To cheers and applause, the metal claws of an excavator dug into lush green lawn in front of Congregation Anshe Chesed — and a dream crossed the line into reality. After a nine-year struggle, on Sunday, July 14, members of the Orthodox Linden synagogue broke ground for the Ziga Roshanksi Mikvah. The planners hope to have the ritual bath finished by fall 2014.
If the timing seemed strange — in the period preceding the Tisha B’Av fast, when construction is generally barred — Anshe Chesed’s leader, Rabbi Joshua Hess, had a ready answer: “For a communal construction for a mitzva, the prohibition can be waived.”
The mikva “is inherently a unifier” of husband and wife, and of people with the Creator, he said.
Ritual baths are used monthly by Jewish women observing the laws of “family purity,” men who seek a ritual immersion on customary occasions, and, overseen by rabbis, by individuals undergoing the conversion ceremony.
The congregation, which is about three years short of its centennial, began thinking of building its own mikva in 2004, when Rabbi Cary Friedman was its leader. There are eight mikvas in a 10-mile radius, but none within easy walking distance of the growing young Orthodox population in Linden, which proved difficult for those whose visits to the bath were mandated on Shabbat.

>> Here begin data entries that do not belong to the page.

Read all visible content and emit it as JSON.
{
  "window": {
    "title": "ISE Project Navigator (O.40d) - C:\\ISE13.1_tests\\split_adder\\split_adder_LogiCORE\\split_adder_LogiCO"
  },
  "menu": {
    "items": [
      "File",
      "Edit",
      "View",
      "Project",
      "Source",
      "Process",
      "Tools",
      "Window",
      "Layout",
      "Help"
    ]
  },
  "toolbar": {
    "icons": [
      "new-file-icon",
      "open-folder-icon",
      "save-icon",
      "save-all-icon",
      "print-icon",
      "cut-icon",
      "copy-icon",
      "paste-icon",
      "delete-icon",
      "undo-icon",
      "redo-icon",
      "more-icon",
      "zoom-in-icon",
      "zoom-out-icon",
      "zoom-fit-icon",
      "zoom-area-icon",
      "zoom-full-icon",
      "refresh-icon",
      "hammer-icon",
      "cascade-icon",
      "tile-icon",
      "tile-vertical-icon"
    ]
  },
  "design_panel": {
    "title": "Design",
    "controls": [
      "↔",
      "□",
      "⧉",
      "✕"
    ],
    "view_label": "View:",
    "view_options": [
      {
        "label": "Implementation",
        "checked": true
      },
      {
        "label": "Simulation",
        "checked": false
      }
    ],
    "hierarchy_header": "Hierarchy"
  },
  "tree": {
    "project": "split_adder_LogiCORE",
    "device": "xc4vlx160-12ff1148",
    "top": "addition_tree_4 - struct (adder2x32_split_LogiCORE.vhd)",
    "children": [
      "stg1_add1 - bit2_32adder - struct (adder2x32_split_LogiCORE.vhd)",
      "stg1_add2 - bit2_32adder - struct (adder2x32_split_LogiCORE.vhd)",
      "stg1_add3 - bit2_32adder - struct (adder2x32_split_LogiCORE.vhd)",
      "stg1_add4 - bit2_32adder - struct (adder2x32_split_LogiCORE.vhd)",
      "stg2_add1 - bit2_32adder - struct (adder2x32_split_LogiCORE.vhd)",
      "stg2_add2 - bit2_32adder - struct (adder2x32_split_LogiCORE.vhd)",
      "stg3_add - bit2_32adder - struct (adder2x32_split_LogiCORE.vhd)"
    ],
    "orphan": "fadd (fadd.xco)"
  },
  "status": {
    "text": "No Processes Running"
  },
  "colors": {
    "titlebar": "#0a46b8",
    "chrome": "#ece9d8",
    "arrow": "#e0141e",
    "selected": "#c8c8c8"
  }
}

Friedman’s successor, Rabbi Aryeh Stechler, who was present on Sunday together with a number of other rabbis, continued the effort. Efforts to acquire a suitable property failed and plans came to a halt. When Hess and his wife, Naava, came in 2009, they took up the effort, seeing the mikva as an essential element in the effort to attract young families.
A breakthrough came when the planners, together with architect Steven Prawer, came up with a way to build the mikva on the shul’s existing property.
The process slowed again when Prawer died, in December 2011. Crucial help came from Mark Roshanski, who offered to have the construction done by American Dream Properties, the Edison development company founded by his father, longtime Anshe Chesed member Ziga Roshanski, and now owned by Mark. In June the City of Linden issued the required building permits.
Ziga died in 2011. Mark, who had his bar mitzva ceremony at Anshe Chesed and now lives in Manhattan, said he saw the mikva as a particularly apt way to honor his father. “When he was 31 — the age I am now — my father helped fund a mikva in Kiryat Gat [in Israel], where he was living,” he explained.
Ziga grew up in Russia, unable to live openly as a Jew. After his move to Israel, and then to the United States, he reveled in the freedom to fully practice his religion. He and his family settled in Edison and joined Anshe Chesed. His son told the audience he hopes the mikva will help attract new members and encourage participation in Jewish tradition. “It is my way of paying homage to an incredible man, and following in his footsteps by giving back,” he said.
The congregation is drawing new members. Dr. Dovid Helfgott, past president and current chair of the mikva committee, announced that with two families in the process of joining, the number of young members, counting parents and children, will reach 100. The total membership is 125 family units, 25 of whom are classified as “young.”
“A Jewish community is not a community without a mikva,” said current president Alex Gross.
Rav Cheftel Neuberger, dean of Ner Yisroel Talmudic Academy of Baltimore, Hess’s alma mater, gave the blessing. Linden Mayor Richard Gerbounka, who has championed the mikva in the hopes of drawing more people to the city, also attended, saying, “It has been a long road, but good things sometimes take a long time.”
Sandi Newman, a fourth-generation member of the congregation, has been involved in the mikva effort, together with Naava Hess, Leah Helfgott, and other women. Watching over her four daughters, with her husband Michael taking pictures of the event, Newman spoke of her pleasure at seeing a milestone achieved.
“For the women who sometimes have to walk to and from Elizabeth, whatever the weather, to use the mikva at the Jewish Educational Center, this is going to make things so much easier,” she said.